**Extracted records:**
☆ ☆ ☆ ☆ ☆
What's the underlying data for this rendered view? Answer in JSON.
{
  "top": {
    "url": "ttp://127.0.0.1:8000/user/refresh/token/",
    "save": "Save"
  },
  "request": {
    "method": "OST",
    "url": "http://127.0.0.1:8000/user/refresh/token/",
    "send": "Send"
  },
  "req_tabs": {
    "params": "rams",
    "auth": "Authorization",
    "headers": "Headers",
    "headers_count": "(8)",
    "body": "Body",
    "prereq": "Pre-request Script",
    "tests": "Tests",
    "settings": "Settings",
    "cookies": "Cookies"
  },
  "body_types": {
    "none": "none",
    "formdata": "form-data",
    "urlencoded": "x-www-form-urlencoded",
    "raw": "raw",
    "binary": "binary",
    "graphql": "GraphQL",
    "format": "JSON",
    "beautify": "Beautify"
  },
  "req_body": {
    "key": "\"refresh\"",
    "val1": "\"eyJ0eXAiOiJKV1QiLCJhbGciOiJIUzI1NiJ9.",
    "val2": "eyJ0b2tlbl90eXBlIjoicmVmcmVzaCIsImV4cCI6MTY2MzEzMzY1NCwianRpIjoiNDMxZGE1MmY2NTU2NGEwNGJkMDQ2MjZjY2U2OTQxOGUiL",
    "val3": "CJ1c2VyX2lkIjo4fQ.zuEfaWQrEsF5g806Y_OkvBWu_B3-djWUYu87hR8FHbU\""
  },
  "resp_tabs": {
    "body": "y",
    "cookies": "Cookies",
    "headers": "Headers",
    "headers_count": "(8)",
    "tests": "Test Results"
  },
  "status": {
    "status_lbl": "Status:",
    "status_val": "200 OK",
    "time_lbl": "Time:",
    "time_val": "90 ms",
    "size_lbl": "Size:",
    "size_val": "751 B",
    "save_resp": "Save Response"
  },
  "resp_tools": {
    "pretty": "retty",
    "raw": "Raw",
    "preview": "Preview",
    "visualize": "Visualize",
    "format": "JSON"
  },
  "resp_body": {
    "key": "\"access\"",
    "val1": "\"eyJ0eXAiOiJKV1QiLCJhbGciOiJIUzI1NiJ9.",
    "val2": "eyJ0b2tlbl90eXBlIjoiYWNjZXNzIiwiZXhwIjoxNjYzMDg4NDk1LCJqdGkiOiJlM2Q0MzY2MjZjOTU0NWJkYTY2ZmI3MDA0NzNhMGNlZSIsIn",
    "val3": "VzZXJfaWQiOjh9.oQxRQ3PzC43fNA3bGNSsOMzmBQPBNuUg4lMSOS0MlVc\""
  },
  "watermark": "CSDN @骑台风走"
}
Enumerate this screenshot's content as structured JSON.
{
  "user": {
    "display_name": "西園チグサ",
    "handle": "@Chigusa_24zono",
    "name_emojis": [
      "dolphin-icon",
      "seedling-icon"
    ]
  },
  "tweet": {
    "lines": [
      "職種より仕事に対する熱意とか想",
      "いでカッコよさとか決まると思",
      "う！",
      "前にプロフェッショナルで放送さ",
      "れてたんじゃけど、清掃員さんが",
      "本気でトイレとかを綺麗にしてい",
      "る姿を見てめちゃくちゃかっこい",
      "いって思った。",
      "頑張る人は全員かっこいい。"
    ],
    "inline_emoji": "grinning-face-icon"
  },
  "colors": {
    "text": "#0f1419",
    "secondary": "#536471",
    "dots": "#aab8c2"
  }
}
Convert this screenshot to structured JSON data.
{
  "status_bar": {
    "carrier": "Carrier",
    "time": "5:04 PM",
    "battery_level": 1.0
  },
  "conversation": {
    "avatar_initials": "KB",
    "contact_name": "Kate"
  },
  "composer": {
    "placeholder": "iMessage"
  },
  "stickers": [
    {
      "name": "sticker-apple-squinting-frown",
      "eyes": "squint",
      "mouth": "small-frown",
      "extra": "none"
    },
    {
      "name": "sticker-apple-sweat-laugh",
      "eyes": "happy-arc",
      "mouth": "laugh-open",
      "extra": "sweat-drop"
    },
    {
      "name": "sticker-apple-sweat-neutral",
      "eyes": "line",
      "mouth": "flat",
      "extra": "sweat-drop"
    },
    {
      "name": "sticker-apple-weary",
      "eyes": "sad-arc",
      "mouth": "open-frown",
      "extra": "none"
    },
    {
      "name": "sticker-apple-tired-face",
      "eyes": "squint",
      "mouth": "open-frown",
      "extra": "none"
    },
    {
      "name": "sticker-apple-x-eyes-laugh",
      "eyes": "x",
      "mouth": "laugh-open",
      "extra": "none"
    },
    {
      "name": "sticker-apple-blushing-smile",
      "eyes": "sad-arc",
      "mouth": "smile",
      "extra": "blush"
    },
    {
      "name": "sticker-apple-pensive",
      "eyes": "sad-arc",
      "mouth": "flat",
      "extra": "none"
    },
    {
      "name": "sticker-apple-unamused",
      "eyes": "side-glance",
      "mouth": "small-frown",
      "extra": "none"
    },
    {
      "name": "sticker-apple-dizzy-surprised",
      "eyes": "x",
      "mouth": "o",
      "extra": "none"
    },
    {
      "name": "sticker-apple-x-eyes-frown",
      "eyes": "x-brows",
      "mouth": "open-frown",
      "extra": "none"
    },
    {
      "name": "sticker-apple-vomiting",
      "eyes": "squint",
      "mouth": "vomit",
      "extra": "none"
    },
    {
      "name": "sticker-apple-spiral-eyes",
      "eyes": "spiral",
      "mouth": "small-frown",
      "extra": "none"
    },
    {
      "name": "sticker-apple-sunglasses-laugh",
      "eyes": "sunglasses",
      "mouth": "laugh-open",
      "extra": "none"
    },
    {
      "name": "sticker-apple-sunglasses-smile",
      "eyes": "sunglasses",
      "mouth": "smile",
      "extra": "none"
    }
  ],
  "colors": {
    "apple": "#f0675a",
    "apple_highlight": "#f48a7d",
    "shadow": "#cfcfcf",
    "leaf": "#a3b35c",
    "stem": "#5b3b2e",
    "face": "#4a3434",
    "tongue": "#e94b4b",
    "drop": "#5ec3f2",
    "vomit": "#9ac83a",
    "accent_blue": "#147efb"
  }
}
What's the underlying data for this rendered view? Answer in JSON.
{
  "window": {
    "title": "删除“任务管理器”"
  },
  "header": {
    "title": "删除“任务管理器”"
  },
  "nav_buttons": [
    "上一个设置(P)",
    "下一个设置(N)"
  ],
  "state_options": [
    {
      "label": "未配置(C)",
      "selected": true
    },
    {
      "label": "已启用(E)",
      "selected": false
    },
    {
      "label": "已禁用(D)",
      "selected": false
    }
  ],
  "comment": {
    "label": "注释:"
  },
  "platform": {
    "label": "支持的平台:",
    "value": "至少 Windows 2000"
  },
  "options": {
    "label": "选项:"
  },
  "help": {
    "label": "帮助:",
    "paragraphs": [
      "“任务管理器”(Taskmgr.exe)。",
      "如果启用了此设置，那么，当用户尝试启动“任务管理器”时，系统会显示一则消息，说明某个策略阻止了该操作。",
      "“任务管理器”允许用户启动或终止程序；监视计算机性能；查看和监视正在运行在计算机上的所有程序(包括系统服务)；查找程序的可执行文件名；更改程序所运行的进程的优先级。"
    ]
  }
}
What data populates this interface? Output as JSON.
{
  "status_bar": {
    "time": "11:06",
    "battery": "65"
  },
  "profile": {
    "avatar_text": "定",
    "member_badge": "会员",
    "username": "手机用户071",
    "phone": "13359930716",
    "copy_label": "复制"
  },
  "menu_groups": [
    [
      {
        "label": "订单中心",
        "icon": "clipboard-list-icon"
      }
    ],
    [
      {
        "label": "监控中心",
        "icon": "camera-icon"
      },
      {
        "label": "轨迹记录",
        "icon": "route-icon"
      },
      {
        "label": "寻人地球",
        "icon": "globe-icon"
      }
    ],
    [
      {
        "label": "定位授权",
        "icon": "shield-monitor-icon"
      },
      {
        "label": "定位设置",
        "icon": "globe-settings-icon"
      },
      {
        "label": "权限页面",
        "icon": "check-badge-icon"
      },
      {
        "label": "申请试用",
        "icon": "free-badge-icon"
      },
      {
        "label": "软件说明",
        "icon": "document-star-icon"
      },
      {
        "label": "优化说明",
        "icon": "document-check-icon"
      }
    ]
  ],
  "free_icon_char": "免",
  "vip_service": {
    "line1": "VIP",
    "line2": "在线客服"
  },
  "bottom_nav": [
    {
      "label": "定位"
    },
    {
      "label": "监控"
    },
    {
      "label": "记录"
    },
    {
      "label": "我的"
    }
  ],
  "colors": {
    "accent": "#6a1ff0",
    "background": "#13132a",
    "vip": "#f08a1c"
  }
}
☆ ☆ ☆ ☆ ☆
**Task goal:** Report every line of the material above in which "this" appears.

**Response to the exercise:**
What's the underlying data for this rendered view? Answer in JSON.
Enumerate this screenshot's content as structured JSON.
Convert this screenshot to structured JSON data.
What's the underlying data for this rendered view? Answer in JSON.
What data populates this interface? Output as JSON.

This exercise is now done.